A freakishly powerful storm far off in the South Pacific propelled huge swells to the Americas, causing a surge of waves that smashed homes and beachfront businesses from Peru to Mexico, authorities said Tuesday.
High surf kicked up as far south as northern Chile and as far north as Southern California, but no deaths or serious injuries were reported as several hundred people were evacuated in at least eight countries.
The barrage began Sunday, and the waves were beginning to weaken Tuesday afternoon, meteorologists said.
"We expect them to gradually subside over the next 24 to 48 hours," said Hugh Cobb, at the National Hurricane Center in Miami.
The waves resulted from a particularly intense low pressure system several hundred miles off New Zealand that caused hurricane force winds and rare snowfall at sea level.
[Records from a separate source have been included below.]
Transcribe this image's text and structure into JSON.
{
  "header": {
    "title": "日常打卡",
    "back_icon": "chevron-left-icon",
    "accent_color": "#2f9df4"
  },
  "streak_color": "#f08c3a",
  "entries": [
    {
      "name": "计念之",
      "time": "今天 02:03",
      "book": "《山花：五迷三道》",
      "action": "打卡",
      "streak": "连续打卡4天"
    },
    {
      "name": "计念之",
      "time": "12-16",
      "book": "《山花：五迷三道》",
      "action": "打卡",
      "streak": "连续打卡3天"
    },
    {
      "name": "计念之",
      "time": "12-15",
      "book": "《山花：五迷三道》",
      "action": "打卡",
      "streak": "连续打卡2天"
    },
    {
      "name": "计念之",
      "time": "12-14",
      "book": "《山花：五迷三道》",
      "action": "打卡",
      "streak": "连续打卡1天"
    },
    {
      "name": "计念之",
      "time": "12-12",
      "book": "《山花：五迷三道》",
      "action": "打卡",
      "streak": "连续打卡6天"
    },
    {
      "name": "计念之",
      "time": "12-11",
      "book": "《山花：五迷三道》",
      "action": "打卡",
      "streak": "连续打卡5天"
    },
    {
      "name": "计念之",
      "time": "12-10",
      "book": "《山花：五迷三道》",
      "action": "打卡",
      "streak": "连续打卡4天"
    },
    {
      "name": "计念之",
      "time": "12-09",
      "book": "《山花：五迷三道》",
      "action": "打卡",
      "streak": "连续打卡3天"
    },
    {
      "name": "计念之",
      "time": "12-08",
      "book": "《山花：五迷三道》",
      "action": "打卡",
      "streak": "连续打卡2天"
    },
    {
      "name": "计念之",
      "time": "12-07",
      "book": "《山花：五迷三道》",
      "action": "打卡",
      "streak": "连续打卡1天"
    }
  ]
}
Masses of water were shoved eastward, creating unusually big waves when the swells hit the Americas.
"The storm system that generated these waves was fairly extraordinary," Cobb said.
The waves were not like those in a tsunami, giant swells caused by seismic shifts along the ocean floor that can be much larger and faster moving.